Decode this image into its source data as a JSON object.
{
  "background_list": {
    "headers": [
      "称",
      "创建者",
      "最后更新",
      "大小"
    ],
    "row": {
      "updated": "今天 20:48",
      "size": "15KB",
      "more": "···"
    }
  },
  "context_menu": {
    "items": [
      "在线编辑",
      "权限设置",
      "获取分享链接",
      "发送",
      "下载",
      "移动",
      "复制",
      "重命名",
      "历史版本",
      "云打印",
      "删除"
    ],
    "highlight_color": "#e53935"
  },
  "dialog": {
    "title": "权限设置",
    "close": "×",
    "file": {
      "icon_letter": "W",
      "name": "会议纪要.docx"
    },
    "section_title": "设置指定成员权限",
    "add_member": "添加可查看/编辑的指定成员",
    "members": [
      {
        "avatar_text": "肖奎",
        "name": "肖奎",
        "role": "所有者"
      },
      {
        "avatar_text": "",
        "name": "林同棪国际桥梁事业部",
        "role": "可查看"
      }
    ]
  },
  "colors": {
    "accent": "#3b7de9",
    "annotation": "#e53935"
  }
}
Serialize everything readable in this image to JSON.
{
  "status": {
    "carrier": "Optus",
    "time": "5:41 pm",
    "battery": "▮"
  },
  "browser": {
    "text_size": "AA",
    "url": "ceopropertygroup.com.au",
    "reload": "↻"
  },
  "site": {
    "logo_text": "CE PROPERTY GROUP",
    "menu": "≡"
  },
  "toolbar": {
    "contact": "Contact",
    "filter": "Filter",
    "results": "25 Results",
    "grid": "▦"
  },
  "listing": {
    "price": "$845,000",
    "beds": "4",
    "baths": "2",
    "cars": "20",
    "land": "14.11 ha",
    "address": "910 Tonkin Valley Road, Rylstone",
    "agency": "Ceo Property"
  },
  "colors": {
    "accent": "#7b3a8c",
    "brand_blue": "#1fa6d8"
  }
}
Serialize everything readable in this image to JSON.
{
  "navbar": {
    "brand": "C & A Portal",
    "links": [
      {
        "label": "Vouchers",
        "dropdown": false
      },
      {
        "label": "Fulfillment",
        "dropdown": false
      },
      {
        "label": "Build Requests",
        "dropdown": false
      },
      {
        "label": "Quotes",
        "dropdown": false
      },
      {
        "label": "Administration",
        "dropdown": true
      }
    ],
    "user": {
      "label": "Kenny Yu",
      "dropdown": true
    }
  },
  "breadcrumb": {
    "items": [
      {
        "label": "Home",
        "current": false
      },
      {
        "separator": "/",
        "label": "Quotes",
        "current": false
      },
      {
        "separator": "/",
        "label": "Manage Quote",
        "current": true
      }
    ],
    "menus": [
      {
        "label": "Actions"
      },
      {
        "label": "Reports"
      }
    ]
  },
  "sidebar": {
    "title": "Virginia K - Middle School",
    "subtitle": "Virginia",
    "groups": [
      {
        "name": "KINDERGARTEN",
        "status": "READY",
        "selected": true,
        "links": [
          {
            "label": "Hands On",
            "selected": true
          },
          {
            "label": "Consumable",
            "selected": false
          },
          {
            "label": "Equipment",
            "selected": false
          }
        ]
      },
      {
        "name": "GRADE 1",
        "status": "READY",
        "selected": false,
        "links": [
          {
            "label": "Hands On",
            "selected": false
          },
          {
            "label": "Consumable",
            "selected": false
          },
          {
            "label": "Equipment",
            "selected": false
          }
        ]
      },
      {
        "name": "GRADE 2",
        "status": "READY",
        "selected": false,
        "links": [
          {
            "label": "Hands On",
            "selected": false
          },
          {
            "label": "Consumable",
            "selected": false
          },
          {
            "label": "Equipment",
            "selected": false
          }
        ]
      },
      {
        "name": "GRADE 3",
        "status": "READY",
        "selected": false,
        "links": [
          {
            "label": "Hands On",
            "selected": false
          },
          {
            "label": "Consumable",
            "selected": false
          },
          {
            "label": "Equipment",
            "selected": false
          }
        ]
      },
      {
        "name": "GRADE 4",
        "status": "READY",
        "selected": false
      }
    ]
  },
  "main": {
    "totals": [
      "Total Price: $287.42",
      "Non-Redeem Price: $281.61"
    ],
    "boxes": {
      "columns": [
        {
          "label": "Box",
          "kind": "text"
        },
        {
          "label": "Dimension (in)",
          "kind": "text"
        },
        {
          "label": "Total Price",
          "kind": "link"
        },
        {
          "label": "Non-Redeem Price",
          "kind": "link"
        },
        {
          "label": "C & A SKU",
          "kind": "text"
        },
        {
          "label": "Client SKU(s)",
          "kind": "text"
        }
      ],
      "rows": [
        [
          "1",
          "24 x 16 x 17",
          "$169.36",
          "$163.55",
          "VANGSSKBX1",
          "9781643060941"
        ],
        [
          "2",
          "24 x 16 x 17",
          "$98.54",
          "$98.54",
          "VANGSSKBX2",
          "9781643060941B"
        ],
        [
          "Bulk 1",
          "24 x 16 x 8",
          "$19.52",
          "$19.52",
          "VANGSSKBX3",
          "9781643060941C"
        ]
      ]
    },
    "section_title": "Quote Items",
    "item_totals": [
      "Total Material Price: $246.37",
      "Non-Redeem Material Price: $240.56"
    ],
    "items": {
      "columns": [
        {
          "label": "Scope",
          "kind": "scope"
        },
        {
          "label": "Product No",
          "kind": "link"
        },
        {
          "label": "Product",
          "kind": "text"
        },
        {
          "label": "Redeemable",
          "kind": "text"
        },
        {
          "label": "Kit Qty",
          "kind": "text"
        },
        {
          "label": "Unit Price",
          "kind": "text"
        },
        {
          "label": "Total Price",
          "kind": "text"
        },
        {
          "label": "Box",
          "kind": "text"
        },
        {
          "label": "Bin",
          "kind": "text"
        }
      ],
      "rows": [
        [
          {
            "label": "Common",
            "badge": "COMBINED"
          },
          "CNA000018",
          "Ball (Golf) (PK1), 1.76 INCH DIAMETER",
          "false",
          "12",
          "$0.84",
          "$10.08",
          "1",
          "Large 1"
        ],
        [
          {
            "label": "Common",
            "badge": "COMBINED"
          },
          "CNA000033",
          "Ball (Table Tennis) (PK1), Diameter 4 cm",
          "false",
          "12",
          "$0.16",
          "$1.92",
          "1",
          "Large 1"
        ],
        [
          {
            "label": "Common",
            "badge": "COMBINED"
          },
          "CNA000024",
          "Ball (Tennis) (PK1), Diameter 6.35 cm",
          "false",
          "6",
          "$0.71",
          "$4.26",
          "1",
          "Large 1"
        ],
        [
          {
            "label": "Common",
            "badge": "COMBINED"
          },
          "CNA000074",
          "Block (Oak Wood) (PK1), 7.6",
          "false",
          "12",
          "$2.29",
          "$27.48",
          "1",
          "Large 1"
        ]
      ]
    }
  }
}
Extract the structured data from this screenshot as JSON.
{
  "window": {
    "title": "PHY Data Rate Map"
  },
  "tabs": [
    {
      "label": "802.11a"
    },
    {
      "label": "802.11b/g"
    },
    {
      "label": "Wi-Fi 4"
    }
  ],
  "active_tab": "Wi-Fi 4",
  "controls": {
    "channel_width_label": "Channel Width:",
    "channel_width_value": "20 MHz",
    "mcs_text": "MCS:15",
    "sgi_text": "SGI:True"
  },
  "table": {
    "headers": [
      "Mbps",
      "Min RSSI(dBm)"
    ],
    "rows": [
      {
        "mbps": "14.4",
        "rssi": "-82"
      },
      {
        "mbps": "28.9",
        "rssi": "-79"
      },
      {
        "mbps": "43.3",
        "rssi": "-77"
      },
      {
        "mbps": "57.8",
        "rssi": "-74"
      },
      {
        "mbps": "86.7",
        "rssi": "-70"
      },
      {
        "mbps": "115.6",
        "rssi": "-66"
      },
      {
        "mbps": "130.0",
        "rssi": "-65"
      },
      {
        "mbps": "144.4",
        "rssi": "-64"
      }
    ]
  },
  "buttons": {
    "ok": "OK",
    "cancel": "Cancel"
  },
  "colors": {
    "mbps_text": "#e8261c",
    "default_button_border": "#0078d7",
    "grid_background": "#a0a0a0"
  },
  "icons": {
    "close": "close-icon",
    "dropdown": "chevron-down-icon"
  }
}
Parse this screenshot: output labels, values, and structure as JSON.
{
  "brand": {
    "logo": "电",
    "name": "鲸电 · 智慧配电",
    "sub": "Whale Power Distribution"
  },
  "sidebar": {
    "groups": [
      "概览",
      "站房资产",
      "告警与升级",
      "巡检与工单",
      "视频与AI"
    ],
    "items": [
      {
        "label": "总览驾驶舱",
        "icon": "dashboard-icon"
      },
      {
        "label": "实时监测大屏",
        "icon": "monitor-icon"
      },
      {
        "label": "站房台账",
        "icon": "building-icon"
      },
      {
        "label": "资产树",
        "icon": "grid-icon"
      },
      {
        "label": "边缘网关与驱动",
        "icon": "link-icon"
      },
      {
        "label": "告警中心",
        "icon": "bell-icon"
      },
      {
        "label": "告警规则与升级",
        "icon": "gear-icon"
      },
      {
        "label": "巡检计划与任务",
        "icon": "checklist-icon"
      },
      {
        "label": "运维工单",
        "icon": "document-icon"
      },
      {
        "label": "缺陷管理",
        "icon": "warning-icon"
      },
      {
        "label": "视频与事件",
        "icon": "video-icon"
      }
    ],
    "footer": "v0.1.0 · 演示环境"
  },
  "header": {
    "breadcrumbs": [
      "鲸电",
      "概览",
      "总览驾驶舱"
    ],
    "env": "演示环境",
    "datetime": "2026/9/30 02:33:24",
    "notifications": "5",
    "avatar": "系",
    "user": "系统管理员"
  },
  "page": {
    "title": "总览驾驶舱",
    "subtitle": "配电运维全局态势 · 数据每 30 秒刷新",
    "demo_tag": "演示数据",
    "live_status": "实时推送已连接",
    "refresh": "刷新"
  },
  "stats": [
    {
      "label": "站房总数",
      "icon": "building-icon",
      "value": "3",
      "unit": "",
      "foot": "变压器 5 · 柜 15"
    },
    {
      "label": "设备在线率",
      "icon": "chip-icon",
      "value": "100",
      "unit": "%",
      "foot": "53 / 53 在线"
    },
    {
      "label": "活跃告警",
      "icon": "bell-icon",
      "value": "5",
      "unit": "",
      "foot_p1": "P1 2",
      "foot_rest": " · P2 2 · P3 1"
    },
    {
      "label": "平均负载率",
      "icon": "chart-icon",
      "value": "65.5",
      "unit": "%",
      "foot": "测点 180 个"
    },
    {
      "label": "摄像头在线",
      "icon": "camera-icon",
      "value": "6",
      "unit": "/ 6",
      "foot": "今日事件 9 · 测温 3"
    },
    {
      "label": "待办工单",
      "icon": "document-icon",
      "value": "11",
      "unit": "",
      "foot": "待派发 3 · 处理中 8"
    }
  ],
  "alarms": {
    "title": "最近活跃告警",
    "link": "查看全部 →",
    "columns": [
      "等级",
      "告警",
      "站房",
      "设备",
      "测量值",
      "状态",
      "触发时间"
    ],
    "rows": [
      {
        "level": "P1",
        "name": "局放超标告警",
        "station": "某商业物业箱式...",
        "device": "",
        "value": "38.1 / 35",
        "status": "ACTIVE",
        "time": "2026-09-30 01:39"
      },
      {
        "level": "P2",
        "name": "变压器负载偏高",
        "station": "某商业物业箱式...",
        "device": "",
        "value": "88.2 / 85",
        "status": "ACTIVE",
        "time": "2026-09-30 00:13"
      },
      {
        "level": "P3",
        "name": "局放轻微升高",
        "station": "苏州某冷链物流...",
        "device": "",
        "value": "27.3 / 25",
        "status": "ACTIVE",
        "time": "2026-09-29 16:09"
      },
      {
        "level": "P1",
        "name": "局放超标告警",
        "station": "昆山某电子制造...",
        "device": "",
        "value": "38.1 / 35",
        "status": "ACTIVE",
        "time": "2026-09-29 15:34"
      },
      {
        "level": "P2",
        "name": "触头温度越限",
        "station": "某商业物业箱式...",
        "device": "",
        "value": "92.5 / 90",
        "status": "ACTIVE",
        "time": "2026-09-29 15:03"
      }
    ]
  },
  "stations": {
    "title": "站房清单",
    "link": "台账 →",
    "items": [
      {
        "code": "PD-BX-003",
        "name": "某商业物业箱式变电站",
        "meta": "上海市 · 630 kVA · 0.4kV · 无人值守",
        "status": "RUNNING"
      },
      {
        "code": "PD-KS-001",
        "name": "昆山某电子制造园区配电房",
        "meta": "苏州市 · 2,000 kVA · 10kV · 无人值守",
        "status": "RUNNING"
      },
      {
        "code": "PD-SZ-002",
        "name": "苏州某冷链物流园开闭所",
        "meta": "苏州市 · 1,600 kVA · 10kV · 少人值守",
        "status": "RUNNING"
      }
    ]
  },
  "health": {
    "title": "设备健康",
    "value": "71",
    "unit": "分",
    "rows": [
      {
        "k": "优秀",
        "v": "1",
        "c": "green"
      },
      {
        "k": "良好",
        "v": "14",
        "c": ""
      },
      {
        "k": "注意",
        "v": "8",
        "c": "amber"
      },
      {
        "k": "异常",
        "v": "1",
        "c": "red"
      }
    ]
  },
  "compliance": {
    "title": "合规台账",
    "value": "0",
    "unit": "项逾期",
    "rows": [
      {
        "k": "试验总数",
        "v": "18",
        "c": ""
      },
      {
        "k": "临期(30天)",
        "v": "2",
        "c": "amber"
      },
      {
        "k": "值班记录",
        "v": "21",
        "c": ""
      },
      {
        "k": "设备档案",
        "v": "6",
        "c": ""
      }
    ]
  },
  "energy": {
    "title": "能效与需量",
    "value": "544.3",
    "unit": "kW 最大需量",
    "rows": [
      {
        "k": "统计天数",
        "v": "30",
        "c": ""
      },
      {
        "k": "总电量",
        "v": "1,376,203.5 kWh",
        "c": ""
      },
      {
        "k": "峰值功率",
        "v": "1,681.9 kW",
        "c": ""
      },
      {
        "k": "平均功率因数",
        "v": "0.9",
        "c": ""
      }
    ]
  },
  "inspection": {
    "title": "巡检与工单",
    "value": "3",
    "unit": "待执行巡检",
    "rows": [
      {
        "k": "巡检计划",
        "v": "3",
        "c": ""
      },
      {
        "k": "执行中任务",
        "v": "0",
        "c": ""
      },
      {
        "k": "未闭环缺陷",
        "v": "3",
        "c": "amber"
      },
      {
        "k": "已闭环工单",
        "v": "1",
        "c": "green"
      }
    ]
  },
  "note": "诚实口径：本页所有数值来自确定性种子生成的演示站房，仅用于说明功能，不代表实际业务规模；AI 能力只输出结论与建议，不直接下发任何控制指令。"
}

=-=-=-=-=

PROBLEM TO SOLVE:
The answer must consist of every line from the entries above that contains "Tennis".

YOUR RESPONSE:
          "Ball (Table Tennis) (PK1), Diameter 4 cm",
          "Ball (Tennis) (PK1), Diameter 6.35 cm",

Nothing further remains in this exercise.